Urgent action is required from policymakers and industry participants, particularly when it comes to medium and heavy commercial vehicles, for the road transport sector to reach net-zero emissions by 2050 through electrification.
A new report by BloombergNEF states that certain segments such as buses and two- and three-wheelers are close to being on track for net-zero, but there is no room for complacency and more action is needed.
The document outlines two scenarios for the uptake of electric transport to 2050 and examines impacts on demand for batteries, materials, oil, electricity, infrastructure and emissions. The Economic Transition Scenario (ETS), which assumes no new policies and regulations are enacted, is primarily driven by techno-economic trends and market forces. The second scenario investigates what a potential route to net-zero emissions looks like for the road transport sector by 2050. This Net Zero Scenario (NZS) looks primarily at economics as the deciding factor for which drivetrain technologies are implemented to hit the 2050 target.
Passenger electric vehicle sales are set to rise from 6.6 million sold in 2021 to 21 million in 2025. The fleet of EVs on the road hits 77 million by 2025 and 229 million by 2030, based on BNEF’s Economic Transition Scenario.
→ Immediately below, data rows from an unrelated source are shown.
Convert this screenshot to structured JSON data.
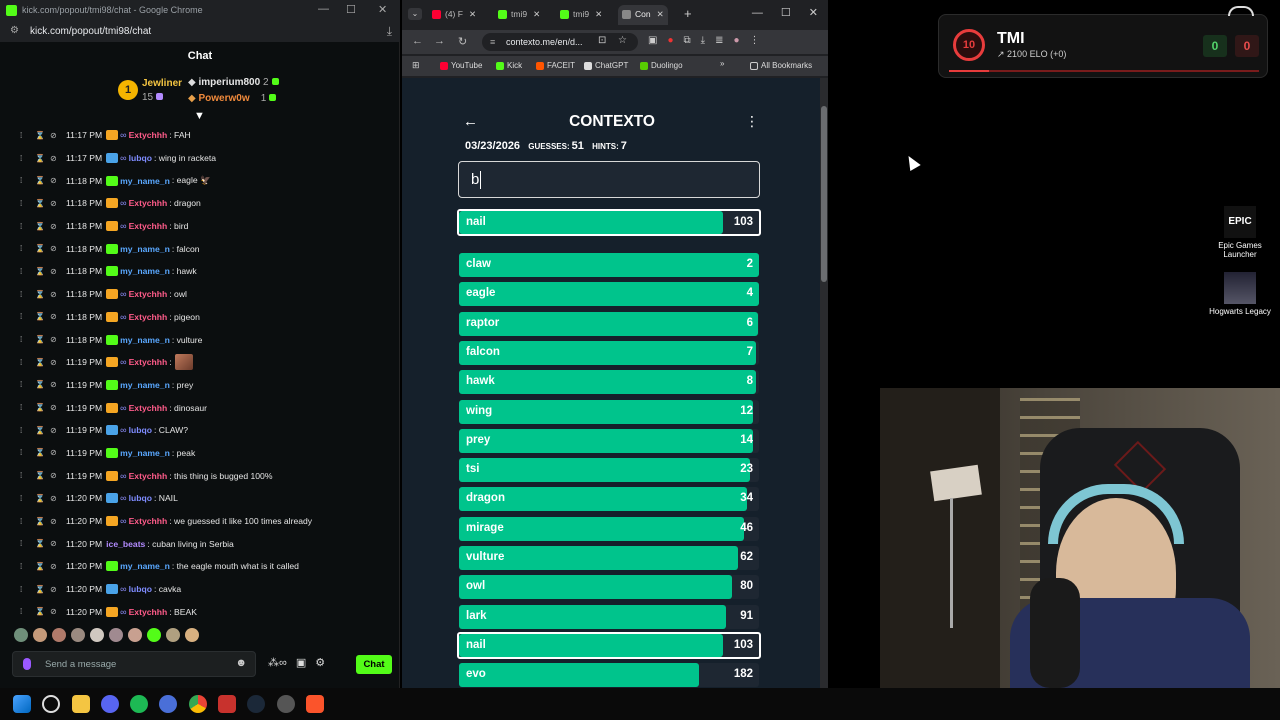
{
  "chat_window": {
    "title": "kick.com/popout/tmi98/chat - Google Chrome",
    "url": "kick.com/popout/tmi98/chat",
    "header": "Chat",
    "pinned": {
      "rank": "1",
      "top_gifter": "Jewliner",
      "top_gifter_count": "15",
      "users": [
        {
          "name": "imperium800",
          "count": "2"
        },
        {
          "name": "Powerw0w",
          "count": "1"
        }
      ]
    },
    "messages": [
      {
        "time": "11:17 PM",
        "badge": "crown",
        "user": "Extychhh",
        "cls": "nm-ext",
        "text": ": FAH"
      },
      {
        "time": "11:17 PM",
        "badge": "sword",
        "user": "lubqo",
        "cls": "nm-lub",
        "text": ": wing in racketa"
      },
      {
        "time": "11:18 PM",
        "badge": "sub",
        "user": "my_name_n",
        "cls": "nm-my",
        "text": ": eagle 🦅"
      },
      {
        "time": "11:18 PM",
        "badge": "crown",
        "user": "Extychhh",
        "cls": "nm-ext",
        "text": ": dragon"
      },
      {
        "time": "11:18 PM",
        "badge": "crown",
        "user": "Extychhh",
        "cls": "nm-ext",
        "text": ": bird"
      },
      {
        "time": "11:18 PM",
        "badge": "sub",
        "user": "my_name_n",
        "cls": "nm-my",
        "text": ": falcon"
      },
      {
        "time": "11:18 PM",
        "badge": "sub",
        "user": "my_name_n",
        "cls": "nm-my",
        "text": ": hawk"
      },
      {
        "time": "11:18 PM",
        "badge": "crown",
        "user": "Extychhh",
        "cls": "nm-ext",
        "text": ": owl"
      },
      {
        "time": "11:18 PM",
        "badge": "crown",
        "user": "Extychhh",
        "cls": "nm-ext",
        "text": ": pigeon"
      },
      {
        "time": "11:18 PM",
        "badge": "sub",
        "user": "my_name_n",
        "cls": "nm-my",
        "text": ": vulture"
      },
      {
        "time": "11:19 PM",
        "badge": "crown",
        "user": "Extychhh",
        "cls": "nm-ext",
        "text": ":",
        "emote": true
      },
      {
        "time": "11:19 PM",
        "badge": "sub",
        "user": "my_name_n",
        "cls": "nm-my",
        "text": ": prey"
      },
      {
        "time": "11:19 PM",
        "badge": "crown",
        "user": "Extychhh",
        "cls": "nm-ext",
        "text": ": dinosaur"
      },
      {
        "time": "11:19 PM",
        "badge": "sword",
        "user": "lubqo",
        "cls": "nm-lub",
        "text": ": CLAW?"
      },
      {
        "time": "11:19 PM",
        "badge": "sub",
        "user": "my_name_n",
        "cls": "nm-my",
        "text": ": peak"
      },
      {
        "time": "11:19 PM",
        "badge": "crown",
        "user": "Extychhh",
        "cls": "nm-ext",
        "text": ": this thing is bugged 100%"
      },
      {
        "time": "11:20 PM",
        "badge": "sword",
        "user": "lubqo",
        "cls": "nm-lub",
        "text": ": NAIL"
      },
      {
        "time": "11:20 PM",
        "badge": "crown",
        "user": "Extychhh",
        "cls": "nm-ext",
        "text": ": we guessed it like 100 times already"
      },
      {
        "time": "11:20 PM",
        "badge": "none",
        "user": "ice_beats",
        "cls": "nm-ice",
        "text": ": cuban living in Serbia"
      },
      {
        "time": "11:20 PM",
        "badge": "sub",
        "user": "my_name_n",
        "cls": "nm-my",
        "text": ": the eagle mouth what is it called"
      },
      {
        "time": "11:20 PM",
        "badge": "sword",
        "user": "lubqo",
        "cls": "nm-lub",
        "text": ": cavka"
      },
      {
        "time": "11:20 PM",
        "badge": "crown",
        "user": "Extychhh",
        "cls": "nm-ext",
        "text": ": BEAK"
      }
    ],
    "input_placeholder": "Send a message",
    "send_label": "Chat"
  },
  "browser": {
    "tabs": [
      {
        "label": "(4) F",
        "color": "#ff0033"
      },
      {
        "label": "tmi9",
        "color": "#53fc18"
      },
      {
        "label": "tmi9",
        "color": "#53fc18"
      },
      {
        "label": "Con",
        "color": "#888888",
        "active": true
      }
    ],
    "url": "contexto.me/en/d...",
    "bookmarks": [
      {
        "label": "YouTube",
        "color": "#ff0033"
      },
      {
        "label": "Kick",
        "color": "#53fc18"
      },
      {
        "label": "FACEIT",
        "color": "#ff5500"
      },
      {
        "label": "ChatGPT",
        "color": "#ffffff"
      },
      {
        "label": "Duolingo",
        "color": "#58cc02"
      }
    ],
    "bookmarks_more": "»",
    "all_bookmarks": "All Bookmarks"
  },
  "contexto": {
    "title": "CONTEXTO",
    "date": "03/23/2026",
    "guesses_label": "GUESSES:",
    "guesses": "51",
    "hints_label": "HINTS:",
    "hints": "7",
    "input_value": "b",
    "last_guess": {
      "word": "nail",
      "rank": 103,
      "fill": 0.88
    },
    "guesses_list": [
      {
        "word": "claw",
        "rank": 2,
        "fill": 1.0
      },
      {
        "word": "eagle",
        "rank": 4,
        "fill": 1.0
      },
      {
        "word": "raptor",
        "rank": 6,
        "fill": 0.995
      },
      {
        "word": "falcon",
        "rank": 7,
        "fill": 0.99
      },
      {
        "word": "hawk",
        "rank": 8,
        "fill": 0.99
      },
      {
        "word": "wing",
        "rank": 12,
        "fill": 0.98
      },
      {
        "word": "prey",
        "rank": 14,
        "fill": 0.98
      },
      {
        "word": "tsi",
        "rank": 23,
        "fill": 0.97
      },
      {
        "word": "dragon",
        "rank": 34,
        "fill": 0.96
      },
      {
        "word": "mirage",
        "rank": 46,
        "fill": 0.95
      },
      {
        "word": "vulture",
        "rank": 62,
        "fill": 0.93
      },
      {
        "word": "owl",
        "rank": 80,
        "fill": 0.91
      },
      {
        "word": "lark",
        "rank": 91,
        "fill": 0.89
      },
      {
        "word": "nail",
        "rank": 103,
        "fill": 0.88,
        "highlight": true
      },
      {
        "word": "evo",
        "rank": 182,
        "fill": 0.8
      }
    ]
  },
  "overlay": {
    "level": "10",
    "name": "TMI",
    "elo": "2100 ELO (+0)",
    "wins": "0",
    "losses": "0"
  },
  "desktop": {
    "icons": [
      {
        "label": "Epic Games Launcher",
        "logo": "EPIC"
      },
      {
        "label": "Hogwarts Legacy"
      }
    ]
  }
}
That’s up from 16 million at the end of 2021, and reflective of the remarkable success story of EVs in the energy transition to date.
Meanwhile, the market researcher found that sales of internal combustion engine vehicles already peaked in 2017 and, thus, the expectation is that the global fleet of ICE passenger vehicles will start to decline in 2024.
According to BNEF, to get on track for a net-zero global fleet by 2050, zero-emission vehicles need to represent 61% of global new passenger vehicle sales by 2030, 93% by 2035, and the last ICE vehicle of any segment needs to be sold by 2038.
In the view of the report’s lead author Colin McKerracher, developed countries and multilateral institutions should include electric vehicle investments, incentives and charging infrastructure deployments in their international climate finance plans, making capital available to emerging economies that have credible plans to develop this sector. Since concessional finance has been a key enabler for the development of renewable power generation in emerging economies, it could play a similar role in the EV sector.
“The fleet of passenger electric vehicles is set to hit 469 million in 2035 in the Economic Transition Scenario but needs to jump to 612 million by the same date in the Net Zero Scenario,” the report reads. “Much of the gap will have to be met in emerging economies, while wealthy countries should look at ways to support the transition in those markets and avoid a global slowdown of adoption.”
The report notes that two-and three-wheelers and buses are already very close to the trajectory needed to achieve BNEF’s NZS. However, medium and heavy commercial vehicles are lagging far behind, and need strong additional policy measures to meet net-zero.
“Under the Economic Transition Scenario, only 29% of these vehicles achieve zero emissions by 2050 – far from the full adoption needed for net-zero,” BNEF points out. “In addition to introducing tighter fuel economy or CO2 standards for trucks, governments may need to consider mandates for the electrification of fleets, including those of governments and transport operators. Governments should also consider zero-emissions zones in cities, and incentives to push freight into smaller trucks which can electrify faster than larger ones.”
For the experts at BNEF, battery-electric trucks are likely to become a viable option for heavy-duty long-haul operations by the end of the 2020s, when megawatt-scale charging stations and higher energy density batteries become a reality.
“Direct electrification via batteries appears to be the most economically attractive and efficient approach to decarbonizing road transport, including trucking, and should be pursued wherever possible,” the report states. “Hydrogen fuel cell vehicles can help fill the small gaps left by electrification in some heavy vehicles, in regions or duty cycles where batteries struggle.”